In a game increasingly riven by national and parochial interests, ours is a global voice. We embrace the spirit of internationalism openly and conscientiously. Our writers and correspondents bring to their journalism local knowledge and insights, but we recognise that our obligation is to the game and not to any particular team or country.
This is from our internal mission statement:
Our obligation is to tell the story as it is. Our journalists bring local knowledge and insights to their writing, but they are free of the trappings of parochial concerns. It is wonderfully liberating to see issues from a wider perspective, and to be able to see the game in its truest, most elemental sprit: as a contest between bat and ball.
We have the responsibility to tell the story accurately, fairly and quickly. In that order. It is beneath us to take sides and inflame passions Our reach gives us a certain clout and we must wield it responsibly. We must never forget that we owe everything to the game, and the welfare of the game must count among our top priorities.
But while adding professional rigour and discipline, we have also held on to the founding spirit of ESPNcricinfo, which was to cover as much cricket in as many places as possible. Our scorers and correspondents travel far and wide to cover games that might have no commercial consequence; we have steadily been growing our coverage of the domestic game, even as mainstream media retreats from it; and our commitment to the integrity of our database is absolute. As cricket fans, working for ESPNcricinfo counts among the highest privileges, and we are ever prepared to accept the responsibilities it brings. Never for a moment do we lose sight of the fact that the world relies on us to keep it connected to cricket, so taking our eyes off the ball is not an option for us.

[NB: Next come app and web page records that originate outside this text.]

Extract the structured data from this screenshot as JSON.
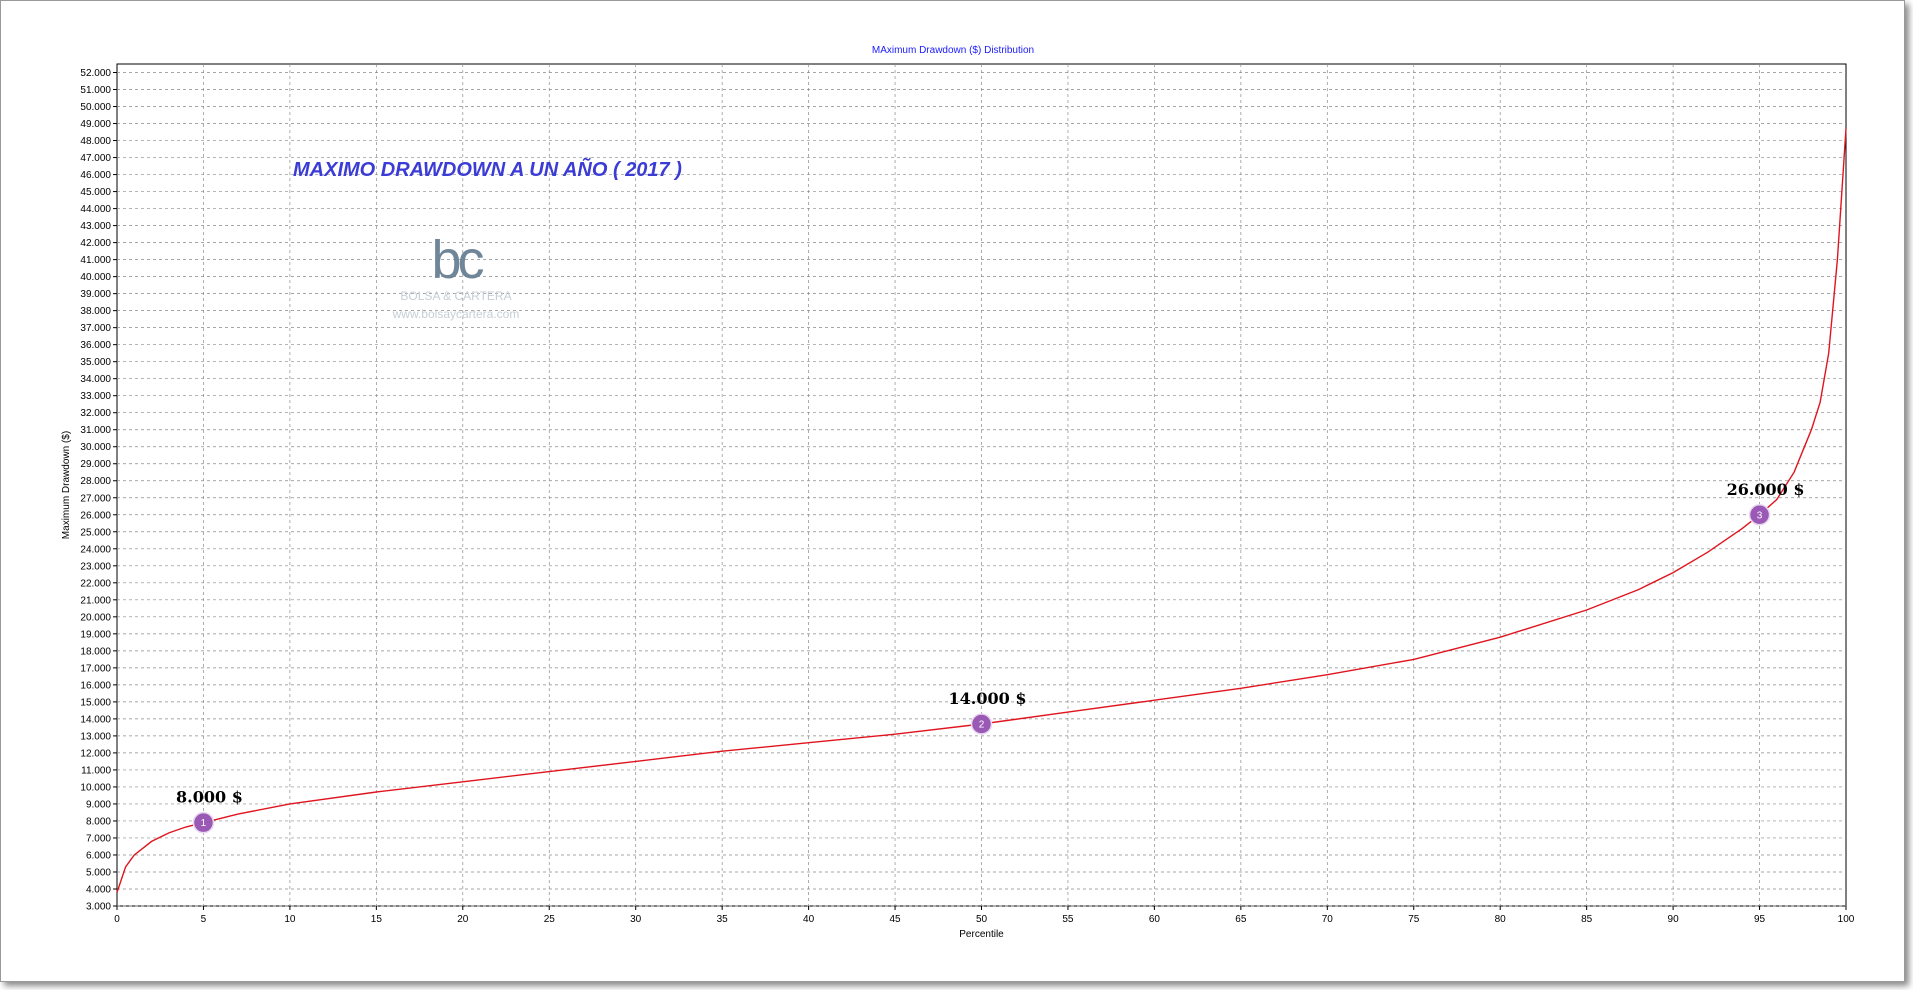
{
  "overlay": {
    "title": "MAXIMO DRAWDOWN A UN AÑO ( 2017 )",
    "logo_mark": "bc",
    "logo_name": "BOLSA & CARTERA",
    "logo_url": "www.bolsaycartera.com"
  },
  "chart_data": {
    "type": "line",
    "title": "MAximum Drawdown ($) Distribution",
    "xlabel": "Percentile",
    "ylabel": "Maximum Drawdown ($)",
    "xlim": [
      0,
      100
    ],
    "ylim": [
      3000,
      53000
    ],
    "x_ticks": [
      0,
      5,
      10,
      15,
      20,
      25,
      30,
      35,
      40,
      45,
      50,
      55,
      60,
      65,
      70,
      75,
      80,
      85,
      90,
      95,
      100
    ],
    "y_ticks": [
      "3.000",
      "4.000",
      "5.000",
      "6.000",
      "7.000",
      "8.000",
      "9.000",
      "10.000",
      "11.000",
      "12.000",
      "13.000",
      "14.000",
      "15.000",
      "16.000",
      "17.000",
      "18.000",
      "19.000",
      "20.000",
      "21.000",
      "22.000",
      "23.000",
      "24.000",
      "25.000",
      "26.000",
      "27.000",
      "28.000",
      "29.000",
      "30.000",
      "31.000",
      "32.000",
      "33.000",
      "34.000",
      "35.000",
      "36.000",
      "37.000",
      "38.000",
      "39.000",
      "40.000",
      "41.000",
      "42.000",
      "43.000",
      "44.000",
      "45.000",
      "46.000",
      "47.000",
      "48.000",
      "49.000",
      "50.000",
      "51.000",
      "52.000"
    ],
    "grid": true,
    "line_color": "#e0141e",
    "marker_color": "#9b59b6",
    "series": [
      {
        "x": [
          0,
          0.5,
          1,
          2,
          3,
          4,
          5,
          7,
          10,
          15,
          20,
          25,
          30,
          35,
          40,
          45,
          50,
          55,
          60,
          65,
          70,
          75,
          80,
          85,
          88,
          90,
          92,
          94,
          95,
          96,
          97,
          98,
          98.5,
          99,
          99.5,
          100
        ],
        "y": [
          3800,
          5300,
          6000,
          6800,
          7300,
          7650,
          7900,
          8400,
          9000,
          9700,
          10300,
          10900,
          11500,
          12100,
          12600,
          13100,
          13700,
          14400,
          15100,
          15800,
          16600,
          17500,
          18800,
          20400,
          21600,
          22600,
          23800,
          25200,
          26000,
          26900,
          28500,
          31000,
          32600,
          35500,
          41000,
          48700
        ]
      }
    ],
    "annotations": [
      {
        "marker": "1",
        "x": 5,
        "y": 7900,
        "label": "8.000 $"
      },
      {
        "marker": "2",
        "x": 50,
        "y": 13700,
        "label": "14.000 $"
      },
      {
        "marker": "3",
        "x": 95,
        "y": 26000,
        "label": "26.000 $"
      }
    ]
  }
}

In terms of developing the site, our 20th year has already been among our busiest. Our upgraded iPhone app was launched last week, and it was only couple of months ago we launched The Cordon, which brings together some of finest cricket writers outside the mainstream - in a way a throwback to the early era of the site, when the writers were fans first. We have also built a home exclusively for fans in The Stands, which apart from fine writing, lively discussions and contests, also features some outstanding photography from you. It is now among my favourite sections of the site.
And while the live scorecard is almost inviolable because of its timeless simplicity, we have given you in Match Companion another way to follow a game. It is, in digital parlance, our second-screen scorecard, which recognises changing consumption habits.

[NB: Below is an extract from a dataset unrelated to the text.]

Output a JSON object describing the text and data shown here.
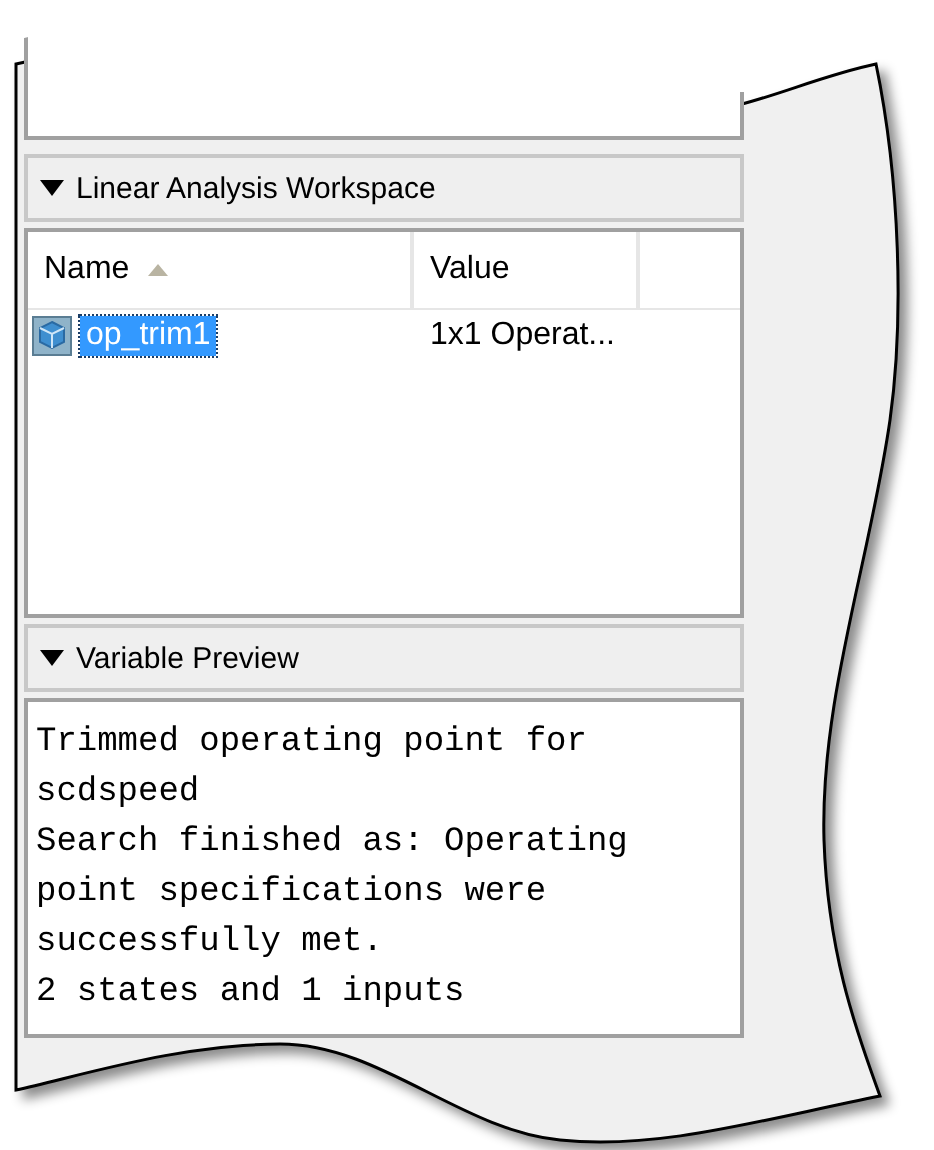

ESPNcricinfo began with the objective to provide cricket scores to those who had no access to it, but gratifyingly more and more of you now use our ball-by-ball scores and commentary even while watching a match on television. Match Companion is designed to enhance your viewing experience through match cards, which serve up trivia, stats nuggets, photographs, links to recommended reading; and with live graphs and curated Twitter feeds; but more crucially, it allows you to be an active participant though a live engagement window. The ball-by-ball text on the Match Companion page is now a true collaborative effort: our commentary and your comments.
The preparations for our 20th-anniversary celebrations have taken us closer to our roots and brought us in contact with some of the remarkable characters who brought the world's favourite cricket site to life. The ESPNcricinfo story wasn't unfamiliar to us, but in the process of getting reacquainted with it, we have been reminded of our good fortune to be associated with the site.
We seek your indulgence over the rest of the year to feel good about ourselves. We will bring you the ESPNcricinfo story in many parts. It is a story worth telling, and one worth knowing.